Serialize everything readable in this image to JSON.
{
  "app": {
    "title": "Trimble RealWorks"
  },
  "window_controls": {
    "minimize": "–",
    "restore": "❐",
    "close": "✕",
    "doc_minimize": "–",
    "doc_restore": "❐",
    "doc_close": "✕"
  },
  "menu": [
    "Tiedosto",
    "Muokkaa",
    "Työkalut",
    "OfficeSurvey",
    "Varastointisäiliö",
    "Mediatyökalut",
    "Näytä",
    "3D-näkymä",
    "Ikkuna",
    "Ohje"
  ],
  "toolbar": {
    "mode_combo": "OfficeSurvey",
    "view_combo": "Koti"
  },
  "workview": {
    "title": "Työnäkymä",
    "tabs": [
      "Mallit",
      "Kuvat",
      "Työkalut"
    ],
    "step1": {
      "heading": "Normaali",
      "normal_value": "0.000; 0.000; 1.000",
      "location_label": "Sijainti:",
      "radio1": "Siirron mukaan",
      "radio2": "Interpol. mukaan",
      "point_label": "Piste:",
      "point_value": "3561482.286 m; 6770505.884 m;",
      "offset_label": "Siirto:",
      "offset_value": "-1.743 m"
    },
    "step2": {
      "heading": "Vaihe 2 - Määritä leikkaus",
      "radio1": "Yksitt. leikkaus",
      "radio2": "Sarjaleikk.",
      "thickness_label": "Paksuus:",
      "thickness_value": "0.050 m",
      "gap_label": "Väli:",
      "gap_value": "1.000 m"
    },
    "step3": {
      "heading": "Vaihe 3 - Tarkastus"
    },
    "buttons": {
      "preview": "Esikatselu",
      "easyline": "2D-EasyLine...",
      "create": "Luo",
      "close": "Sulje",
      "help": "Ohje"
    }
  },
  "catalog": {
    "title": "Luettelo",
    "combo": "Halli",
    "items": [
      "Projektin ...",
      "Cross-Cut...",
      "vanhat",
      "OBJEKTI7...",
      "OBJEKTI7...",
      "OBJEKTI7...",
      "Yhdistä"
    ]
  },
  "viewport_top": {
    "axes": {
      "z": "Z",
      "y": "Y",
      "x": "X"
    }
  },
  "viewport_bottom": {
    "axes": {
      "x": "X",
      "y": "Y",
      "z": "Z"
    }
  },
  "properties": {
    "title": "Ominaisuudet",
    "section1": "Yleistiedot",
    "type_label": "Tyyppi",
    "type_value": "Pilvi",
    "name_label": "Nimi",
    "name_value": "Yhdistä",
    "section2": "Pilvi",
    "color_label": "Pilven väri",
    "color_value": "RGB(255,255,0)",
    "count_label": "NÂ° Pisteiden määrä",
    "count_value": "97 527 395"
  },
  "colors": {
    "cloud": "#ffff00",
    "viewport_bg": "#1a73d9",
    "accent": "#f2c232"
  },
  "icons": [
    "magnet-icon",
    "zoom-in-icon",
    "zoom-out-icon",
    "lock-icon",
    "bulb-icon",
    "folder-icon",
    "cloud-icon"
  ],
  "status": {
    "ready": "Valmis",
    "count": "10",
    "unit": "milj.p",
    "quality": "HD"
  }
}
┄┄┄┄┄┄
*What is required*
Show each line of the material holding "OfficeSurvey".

*Exercise output*
    "OfficeSurvey",
    "mode_combo": "OfficeSurvey",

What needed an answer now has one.